Three days later, Gavin took a home pregnancy test. It came back positive. Twice.
Gavin wanted to warn others. She was angry no one had done the same for her.
* * *
Following Gleason's lead, Gavin launched her Gann-watch Internet site, but her crusade is more than just a Web site. When she hears one of the brothers has been sighted in a city, she goes on Craigslist and authors a warning under that town's "Rants and Raves" section.
When rumor had it Simon was in Mexico earlier this month, she put her standard "rant" through an online Spanish translator and posted it in Puerto Vallarta.
She's learned how to program her site so that people can find it by searching Gann aliases.
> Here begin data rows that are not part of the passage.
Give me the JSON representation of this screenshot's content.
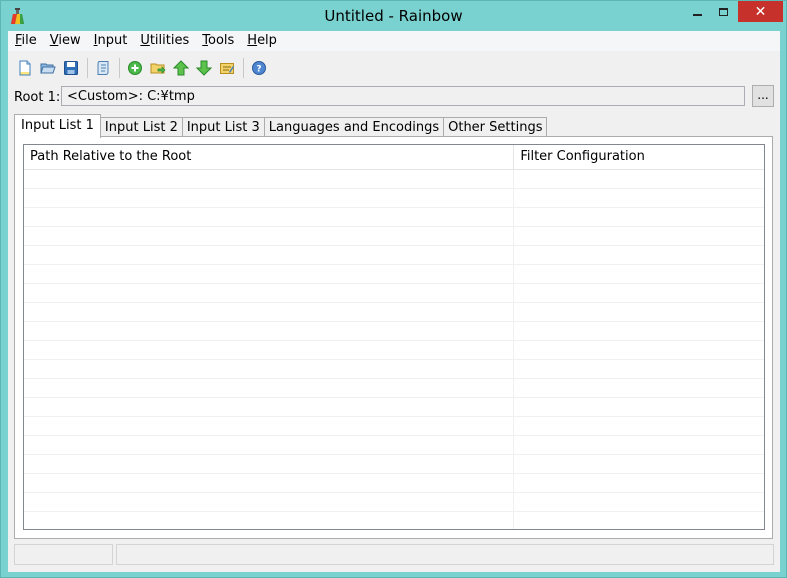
{
  "window": {
    "title": "Untitled - Rainbow",
    "minimize_glyph": "",
    "close_glyph": "✕"
  },
  "menu": [
    {
      "mnemonic": "F",
      "rest": "ile"
    },
    {
      "mnemonic": "V",
      "rest": "iew"
    },
    {
      "mnemonic": "I",
      "rest": "nput"
    },
    {
      "mnemonic": "U",
      "rest": "tilities"
    },
    {
      "mnemonic": "T",
      "rest": "ools"
    },
    {
      "mnemonic": "H",
      "rest": "elp"
    }
  ],
  "toolbar": {
    "icons": [
      "new-file-icon",
      "open-folder-icon",
      "save-icon",
      "script-icon",
      "add-icon",
      "folder-move-icon",
      "move-up-icon",
      "move-down-icon",
      "edit-icon",
      "help-icon"
    ]
  },
  "root": {
    "label": "Root 1:",
    "value": "<Custom>:  C:¥tmp",
    "browse_label": "..."
  },
  "tabs": [
    "Input List 1",
    "Input List 2",
    "Input List 3",
    "Languages and Encodings",
    "Other Settings"
  ],
  "list": {
    "columns": [
      "Path Relative to the Root",
      "Filter Configuration"
    ],
    "rows": []
  },
  "colors": {
    "frame": "#79d2d0",
    "close_button": "#c7312b"
  }
}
She counsels those who contact her. The ones who won't go to the police drive her nuts, she said. Of course, she concedes, she's had four years to get over it.
"You realize being a victim, you can either wallow in it the rest of your life or you can ...take a stand and stop it from happening to other people," she said.
On Oct. 9, the Tampa police issued a warrant for Jordan's arrest after a Pinellas County woman complained he'd stolen $750 from her after telling her he was a doctor who wanted to pay her bills and open a bank account for her.
Gavin's Web site gave Detective Smith a guide toGann's travels, aliases, and trail of victims.
"She's looking at that bigger picture," he said. " It's satisfying her desire for justice, but I think it's also helping other people."
* * *
This isn't how Gavin imagined her life. She'll tell you that as bluntly, then she'll laugh loud and hard, because she knows the whole thing sounds pretty crazy.
For one, she never wanted kids. "I just thought they were little annoying midgets, really," she said from her North Greenbush home with a laugh. She was once fired by a day care center, she said, for being too strict.
She thought about abortion. But when her appointment came, she couldn't bring herself to go. "I would wonder the rest of my life, 'What if?'"
She considered adoption. But couldn't bear to think of her son growing up under someone else's care, without ever knowing she was his true mother.
Gavin and her mother agreed to raise the baby together.
Liam Gavin, now 3, loves Sesame Street, dancing and playing what he calls the pillow game. She posts his pictures on her MySpace page and gushes about how cute he is, how brilliant.
Liam was diagnosed with a mild form of autism. Gavin thinks its no coincidence that Simon tells people he has Asperger's syndrome, a form of autism.
And though she says she didn't seek motherhood, Gavin believes Liam came into her life for a reason. The biggest curse of her life has birthed her biggest blessing. Until Liam, she said, she'd never experienced true love. Romance is another matter. Gavin says she has neither the time nor the energy. Not to mention the "wicked trust issues" that come with something like this. And where would you start to explain how Liam came to be?
"Well, who's Liam's father?" she said, laughing at the prospect. "How do you answer that? ... Well, grab a pot of coffee instead of a cup!"
Rebecca Catalanello can be reached at firstname.lastname@example.org or 813 226-3383.
To visit Meredith Gavin's website, go to: http://home.nycap.rr.com/simonwilkes2003/.
[Last modified November 23, 2007, 23:14:43]